Science & Tech Editor

Since the dawn of time, work has defined what it means to be human. Even now in the 21st century when technology has progressed to the point that it is almost as good as humans at certain tasks, having an occupation is central for humans to have meaning in their life. That’s why we have education systems, to prepare every new generation to find an occupation and find its place in society and the economy.
But we need to reexamine technology if we’re talking about education and jobs, because unbeknownst to many of us technology is about to, and already has, transformed the notion of work. How is technology doing this? It’s a one-word answer: automation. Automation has been with us for about 200 years since the industrial revolution when it was known as mechanization. The invention of machines such as the spinning jenny that was used to make textiles, the steam engine that paved the way for inanimate locomotion, and so on, forever changed our productivity, our economy, and our way of life. However, these inventions were only the beginning compared to what we have today. The spinning jenny still needed a human being to operate it and so did the steam engine.
Today, however, we have computers and robots, machines that can operate without human intervention. A study done by the management consulting company McKinsey in 2017 projected that a majority of all occupations (60%) have at least 30% of automatable potential.

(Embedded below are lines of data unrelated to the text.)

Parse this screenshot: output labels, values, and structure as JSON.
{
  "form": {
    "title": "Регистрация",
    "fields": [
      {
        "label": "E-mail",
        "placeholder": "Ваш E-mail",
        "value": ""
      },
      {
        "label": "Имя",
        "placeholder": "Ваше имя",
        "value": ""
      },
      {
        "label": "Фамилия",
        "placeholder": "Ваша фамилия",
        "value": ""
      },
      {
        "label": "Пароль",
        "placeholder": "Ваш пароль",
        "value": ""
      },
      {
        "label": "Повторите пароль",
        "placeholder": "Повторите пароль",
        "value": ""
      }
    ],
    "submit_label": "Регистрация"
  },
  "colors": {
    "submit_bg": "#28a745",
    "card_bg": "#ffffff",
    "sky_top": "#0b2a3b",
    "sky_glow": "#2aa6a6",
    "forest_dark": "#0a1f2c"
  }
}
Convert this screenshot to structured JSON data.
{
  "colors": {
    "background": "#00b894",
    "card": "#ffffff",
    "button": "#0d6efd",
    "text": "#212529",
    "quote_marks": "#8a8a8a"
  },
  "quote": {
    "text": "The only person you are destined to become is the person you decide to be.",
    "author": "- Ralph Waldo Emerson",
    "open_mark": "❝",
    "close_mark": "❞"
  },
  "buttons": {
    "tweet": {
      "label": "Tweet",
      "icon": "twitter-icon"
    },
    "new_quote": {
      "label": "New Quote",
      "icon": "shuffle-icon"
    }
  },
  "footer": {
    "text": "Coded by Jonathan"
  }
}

As it becomes increasingly difficult for human being to do tasks better than machines can, we will have to reevaluate what work is to us as people and to the economy.

Originally Published in Bandersnatch Vol.49 Issue 10 on February 26th, 2020